___ Task inputs ___

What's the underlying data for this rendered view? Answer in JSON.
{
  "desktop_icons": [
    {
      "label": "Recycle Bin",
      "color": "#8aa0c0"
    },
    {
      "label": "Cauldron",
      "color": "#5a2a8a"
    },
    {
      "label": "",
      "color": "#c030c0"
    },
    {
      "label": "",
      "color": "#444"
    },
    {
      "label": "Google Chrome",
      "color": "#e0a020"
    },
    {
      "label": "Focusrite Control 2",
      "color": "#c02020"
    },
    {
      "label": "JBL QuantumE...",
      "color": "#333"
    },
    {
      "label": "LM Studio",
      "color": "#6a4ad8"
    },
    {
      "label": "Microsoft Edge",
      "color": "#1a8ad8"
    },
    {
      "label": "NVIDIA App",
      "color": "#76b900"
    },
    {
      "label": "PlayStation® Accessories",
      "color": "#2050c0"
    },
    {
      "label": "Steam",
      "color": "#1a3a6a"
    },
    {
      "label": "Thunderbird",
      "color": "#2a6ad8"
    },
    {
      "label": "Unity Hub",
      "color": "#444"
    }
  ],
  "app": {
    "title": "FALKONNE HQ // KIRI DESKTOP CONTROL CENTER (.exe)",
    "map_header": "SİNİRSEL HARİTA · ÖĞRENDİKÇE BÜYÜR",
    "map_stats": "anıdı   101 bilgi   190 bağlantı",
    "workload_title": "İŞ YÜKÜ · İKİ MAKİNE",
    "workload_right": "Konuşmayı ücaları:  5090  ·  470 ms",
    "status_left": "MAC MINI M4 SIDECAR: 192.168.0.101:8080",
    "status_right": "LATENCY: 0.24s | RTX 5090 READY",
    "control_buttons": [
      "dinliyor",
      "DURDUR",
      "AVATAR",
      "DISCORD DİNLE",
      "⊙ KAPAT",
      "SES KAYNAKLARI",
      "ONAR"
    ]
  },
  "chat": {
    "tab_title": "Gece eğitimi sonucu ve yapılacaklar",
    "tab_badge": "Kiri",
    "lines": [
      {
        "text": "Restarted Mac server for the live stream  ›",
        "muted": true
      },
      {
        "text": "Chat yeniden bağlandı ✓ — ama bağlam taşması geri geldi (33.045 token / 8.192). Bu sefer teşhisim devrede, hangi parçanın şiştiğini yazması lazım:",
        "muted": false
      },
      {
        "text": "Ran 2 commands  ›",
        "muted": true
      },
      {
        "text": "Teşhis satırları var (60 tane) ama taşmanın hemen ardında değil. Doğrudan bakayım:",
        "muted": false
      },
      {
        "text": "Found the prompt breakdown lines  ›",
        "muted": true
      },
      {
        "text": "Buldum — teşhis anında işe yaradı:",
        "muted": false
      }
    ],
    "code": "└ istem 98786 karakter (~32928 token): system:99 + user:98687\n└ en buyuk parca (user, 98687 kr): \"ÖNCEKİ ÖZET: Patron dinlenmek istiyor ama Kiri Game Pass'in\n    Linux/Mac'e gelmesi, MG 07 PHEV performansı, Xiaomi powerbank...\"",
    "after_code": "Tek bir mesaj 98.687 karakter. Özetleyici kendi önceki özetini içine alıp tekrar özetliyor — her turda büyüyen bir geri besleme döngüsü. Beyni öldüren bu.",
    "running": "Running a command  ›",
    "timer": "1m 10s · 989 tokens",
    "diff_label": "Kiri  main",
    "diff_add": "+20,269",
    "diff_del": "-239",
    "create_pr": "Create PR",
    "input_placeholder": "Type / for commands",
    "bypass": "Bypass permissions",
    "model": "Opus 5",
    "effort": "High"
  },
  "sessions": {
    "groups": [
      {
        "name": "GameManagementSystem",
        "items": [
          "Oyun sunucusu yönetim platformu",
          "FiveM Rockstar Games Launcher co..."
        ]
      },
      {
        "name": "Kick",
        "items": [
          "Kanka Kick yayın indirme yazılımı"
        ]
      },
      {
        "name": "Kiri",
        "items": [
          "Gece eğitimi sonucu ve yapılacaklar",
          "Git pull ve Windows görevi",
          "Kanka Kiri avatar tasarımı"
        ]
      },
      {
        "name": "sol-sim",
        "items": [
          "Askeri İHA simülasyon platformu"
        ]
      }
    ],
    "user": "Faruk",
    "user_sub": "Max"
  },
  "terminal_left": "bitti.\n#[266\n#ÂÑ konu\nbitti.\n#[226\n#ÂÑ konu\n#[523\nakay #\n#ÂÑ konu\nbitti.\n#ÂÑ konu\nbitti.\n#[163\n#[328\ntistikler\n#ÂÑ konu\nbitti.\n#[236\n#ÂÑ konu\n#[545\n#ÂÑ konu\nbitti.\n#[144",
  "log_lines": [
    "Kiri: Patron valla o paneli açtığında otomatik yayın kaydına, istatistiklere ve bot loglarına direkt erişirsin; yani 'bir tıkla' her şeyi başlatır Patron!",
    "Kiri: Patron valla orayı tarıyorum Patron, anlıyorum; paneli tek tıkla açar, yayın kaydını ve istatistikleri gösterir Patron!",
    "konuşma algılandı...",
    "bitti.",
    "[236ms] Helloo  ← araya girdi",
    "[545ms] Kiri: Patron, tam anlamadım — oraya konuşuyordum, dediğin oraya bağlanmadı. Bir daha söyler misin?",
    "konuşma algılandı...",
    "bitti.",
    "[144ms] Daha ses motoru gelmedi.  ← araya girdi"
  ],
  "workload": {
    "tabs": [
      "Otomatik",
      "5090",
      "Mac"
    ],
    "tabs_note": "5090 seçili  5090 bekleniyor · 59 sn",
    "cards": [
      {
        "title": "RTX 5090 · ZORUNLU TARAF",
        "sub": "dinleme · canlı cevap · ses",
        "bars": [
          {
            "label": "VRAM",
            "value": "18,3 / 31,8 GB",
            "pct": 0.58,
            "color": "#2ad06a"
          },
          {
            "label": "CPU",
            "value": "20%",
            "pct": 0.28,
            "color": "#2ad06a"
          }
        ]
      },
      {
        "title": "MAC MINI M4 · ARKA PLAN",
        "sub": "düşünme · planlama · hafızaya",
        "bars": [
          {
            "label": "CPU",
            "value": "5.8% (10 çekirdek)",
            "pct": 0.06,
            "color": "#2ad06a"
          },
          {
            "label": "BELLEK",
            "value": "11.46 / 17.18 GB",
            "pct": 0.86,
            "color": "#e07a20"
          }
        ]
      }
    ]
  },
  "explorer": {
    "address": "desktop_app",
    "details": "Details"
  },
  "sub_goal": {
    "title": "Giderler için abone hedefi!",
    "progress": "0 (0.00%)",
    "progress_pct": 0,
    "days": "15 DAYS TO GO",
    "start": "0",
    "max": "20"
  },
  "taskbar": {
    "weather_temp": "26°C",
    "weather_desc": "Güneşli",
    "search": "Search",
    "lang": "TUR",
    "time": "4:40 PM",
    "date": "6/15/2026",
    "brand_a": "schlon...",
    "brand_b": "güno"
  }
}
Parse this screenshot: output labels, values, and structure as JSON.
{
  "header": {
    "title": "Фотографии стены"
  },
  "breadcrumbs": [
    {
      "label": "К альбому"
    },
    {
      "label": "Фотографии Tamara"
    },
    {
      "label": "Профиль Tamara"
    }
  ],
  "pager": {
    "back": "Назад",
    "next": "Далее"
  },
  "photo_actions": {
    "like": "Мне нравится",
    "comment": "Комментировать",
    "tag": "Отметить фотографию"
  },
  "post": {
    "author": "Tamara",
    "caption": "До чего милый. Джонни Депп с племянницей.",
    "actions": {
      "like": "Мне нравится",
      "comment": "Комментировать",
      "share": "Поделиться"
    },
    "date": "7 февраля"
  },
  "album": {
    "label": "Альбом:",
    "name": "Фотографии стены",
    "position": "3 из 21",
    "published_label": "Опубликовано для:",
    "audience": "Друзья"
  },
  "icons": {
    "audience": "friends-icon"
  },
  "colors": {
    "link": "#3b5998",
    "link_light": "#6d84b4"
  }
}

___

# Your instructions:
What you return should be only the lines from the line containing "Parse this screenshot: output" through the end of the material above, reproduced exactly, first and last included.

# Result:
Parse this screenshot: output labels, values, and structure as JSON.
{
  "header": {
    "title": "Фотографии стены"
  },
  "breadcrumbs": [
    {
      "label": "К альбому"
    },
    {
      "label": "Фотографии Tamara"
    },
    {
      "label": "Профиль Tamara"
    }
  ],
  "pager": {
    "back": "Назад",
    "next": "Далее"
  },
  "photo_actions": {
    "like": "Мне нравится",
    "comment": "Комментировать",
    "tag": "Отметить фотографию"
  },
  "post": {
    "author": "Tamara",
    "caption": "До чего милый. Джонни Депп с племянницей.",
    "actions": {
      "like": "Мне нравится",
      "comment": "Комментировать",
      "share": "Поделиться"
    },
    "date": "7 февраля"
  },
  "album": {
    "label": "Альбом:",
    "name": "Фотографии стены",
    "position": "3 из 21",
    "published_label": "Опубликовано для:",
    "audience": "Друзья"
  },
  "icons": {
    "audience": "friends-icon"
  },
  "colors": {
    "link": "#3b5998",
    "link_light": "#6d84b4"
  }
}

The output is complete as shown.